Establish Expectations for Interaction from the Start
Write a page, or post a link to a page, on “netiquette”: that is, online etiquette. Much has been written on the topic; you may also establish your own class ground rules involving not engaging in ad hominem, or personal, attacks, to listen to peers carefully in live chat, to respond thoughtfully to other’s posts, and so forth.
Be a Role Model of Courtesy and Hard Work
Model the courtesy you expect in your students. Respond to questions promptly. Post something every day—an assignment, reading, responds to discussion threads, grade work, etc. Post responses to students’ posts and discussion topics. Encourage others to do so by advancing the discussion through your position, reflections, and asking questions of students who aren’t participating.
Teach Technical Skills
As much as possible and as needed, help students develop the technical skill and understanding they will need in your class online. Post general directions for accessing documents, for web searching a topic, for cutting and pasting links you may provide, for who to contact with more serious concerns, and so forth.
“Tell Them What You’re Going to Tell Them; Tell Them, and Then Tell Them That You Told Them”: Basic Communication Concept
Be as repetitive as necessary. Post schedules, expectations, and assignments around the site: on the home page, on the announcement page, on the syllabus, on the page for submission of work, etc. Email students your announcements as well. If they hear and see directions many times, students are more likely to understand and less likely to forget—or at any rate, have less of a claim that the directions were not there or were not clear.
Make Yourself Available
Many online instructors establish “office hours,” in which they wait in the class chat room for students to come in and ask questions or discuss course issues. Establish online office hours at a variety of times each week so that everyone has a chance to attend. Also post a phone number you can be reached at as necessary.
Take Advantage of the Benefits of Online Instruction; Don’t Treat It as a Disadvantage
Finally, remember research has revealed that online instruction has a number of pedagogical advantages over the traditional. Provide links to valuable readings in the field. Schedule a variety of online live chat at different times. Set up discussion threads so that students in class who may be all over the globe can dialogue according to their schedule. More introverted students, who need more time to put together a thoughtful response, actually do better in online discussion. Write and post your own original material related to the content. You may also establish on the course site a thread or threads where students can ask questions or post concerns.
No one said teaching online would be easy. Or actually it has been said as it has been said, incorrectly, that taking an online class is easier than onsite. However, because of reduced context and difficulties in navigation, it can be twice as hard as a traditional onsite class.

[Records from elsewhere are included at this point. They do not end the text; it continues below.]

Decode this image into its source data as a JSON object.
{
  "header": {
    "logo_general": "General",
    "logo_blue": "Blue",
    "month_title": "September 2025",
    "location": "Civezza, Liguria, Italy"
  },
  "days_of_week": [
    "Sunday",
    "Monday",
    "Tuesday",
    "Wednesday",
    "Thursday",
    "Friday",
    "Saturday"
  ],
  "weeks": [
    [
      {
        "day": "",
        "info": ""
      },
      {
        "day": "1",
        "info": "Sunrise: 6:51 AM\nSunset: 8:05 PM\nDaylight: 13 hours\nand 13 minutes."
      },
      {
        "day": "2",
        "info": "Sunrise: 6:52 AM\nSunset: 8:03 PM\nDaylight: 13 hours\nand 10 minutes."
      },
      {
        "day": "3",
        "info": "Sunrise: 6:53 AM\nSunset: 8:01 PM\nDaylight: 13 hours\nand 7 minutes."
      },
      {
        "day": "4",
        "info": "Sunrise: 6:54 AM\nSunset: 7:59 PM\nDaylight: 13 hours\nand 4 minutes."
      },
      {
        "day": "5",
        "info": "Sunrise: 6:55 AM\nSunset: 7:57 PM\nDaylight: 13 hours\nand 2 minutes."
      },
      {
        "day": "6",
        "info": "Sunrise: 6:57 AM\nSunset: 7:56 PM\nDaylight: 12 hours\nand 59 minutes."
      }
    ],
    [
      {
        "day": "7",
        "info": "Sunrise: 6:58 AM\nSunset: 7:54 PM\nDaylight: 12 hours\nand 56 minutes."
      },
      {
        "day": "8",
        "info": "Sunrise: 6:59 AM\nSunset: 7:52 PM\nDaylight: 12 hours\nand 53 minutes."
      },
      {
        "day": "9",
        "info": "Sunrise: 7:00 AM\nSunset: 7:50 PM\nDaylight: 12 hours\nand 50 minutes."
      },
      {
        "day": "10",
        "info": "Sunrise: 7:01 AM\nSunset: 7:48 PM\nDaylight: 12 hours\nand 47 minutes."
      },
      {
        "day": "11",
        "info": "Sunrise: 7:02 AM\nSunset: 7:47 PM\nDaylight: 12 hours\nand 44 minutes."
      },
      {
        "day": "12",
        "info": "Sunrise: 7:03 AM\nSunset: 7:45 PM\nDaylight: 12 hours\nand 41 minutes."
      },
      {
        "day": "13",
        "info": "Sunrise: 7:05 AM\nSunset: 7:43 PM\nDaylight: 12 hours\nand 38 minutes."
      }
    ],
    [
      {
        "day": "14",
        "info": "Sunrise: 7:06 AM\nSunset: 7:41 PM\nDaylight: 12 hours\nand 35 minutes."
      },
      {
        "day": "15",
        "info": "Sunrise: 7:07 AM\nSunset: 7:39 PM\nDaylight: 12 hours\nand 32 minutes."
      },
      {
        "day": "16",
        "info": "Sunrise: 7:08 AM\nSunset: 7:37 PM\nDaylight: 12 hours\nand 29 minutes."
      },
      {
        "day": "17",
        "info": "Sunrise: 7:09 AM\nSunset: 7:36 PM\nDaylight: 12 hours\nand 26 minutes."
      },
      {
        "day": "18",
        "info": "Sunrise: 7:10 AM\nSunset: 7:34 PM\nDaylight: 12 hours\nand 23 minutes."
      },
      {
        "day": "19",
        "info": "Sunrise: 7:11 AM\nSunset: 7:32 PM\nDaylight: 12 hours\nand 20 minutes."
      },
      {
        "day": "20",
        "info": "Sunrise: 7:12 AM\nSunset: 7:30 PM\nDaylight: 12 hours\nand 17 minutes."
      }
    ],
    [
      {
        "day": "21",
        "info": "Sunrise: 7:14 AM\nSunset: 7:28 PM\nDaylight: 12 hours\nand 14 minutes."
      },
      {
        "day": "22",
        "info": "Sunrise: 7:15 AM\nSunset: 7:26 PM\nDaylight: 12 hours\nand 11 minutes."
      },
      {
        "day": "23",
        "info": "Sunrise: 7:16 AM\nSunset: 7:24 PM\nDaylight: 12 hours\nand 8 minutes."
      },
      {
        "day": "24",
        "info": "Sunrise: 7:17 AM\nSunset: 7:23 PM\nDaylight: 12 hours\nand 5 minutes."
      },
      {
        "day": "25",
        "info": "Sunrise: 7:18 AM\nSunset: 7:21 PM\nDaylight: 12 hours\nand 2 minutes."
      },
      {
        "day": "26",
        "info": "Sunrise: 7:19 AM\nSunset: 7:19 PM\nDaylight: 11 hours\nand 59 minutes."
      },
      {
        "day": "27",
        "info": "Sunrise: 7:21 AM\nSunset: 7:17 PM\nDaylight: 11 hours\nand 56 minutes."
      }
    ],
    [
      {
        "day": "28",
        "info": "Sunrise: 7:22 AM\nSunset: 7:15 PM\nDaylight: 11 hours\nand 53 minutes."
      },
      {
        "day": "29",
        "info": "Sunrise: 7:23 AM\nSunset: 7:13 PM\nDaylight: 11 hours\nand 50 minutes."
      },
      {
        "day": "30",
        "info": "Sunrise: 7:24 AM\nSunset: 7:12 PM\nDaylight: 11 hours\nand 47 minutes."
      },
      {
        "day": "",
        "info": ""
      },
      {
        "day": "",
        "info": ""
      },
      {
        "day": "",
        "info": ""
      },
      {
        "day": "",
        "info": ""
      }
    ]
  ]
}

But by maintaining a consistent presence in class and providing instruction in computer skills and online etiquette as well as online content, the disadvantages can be turned into advantages.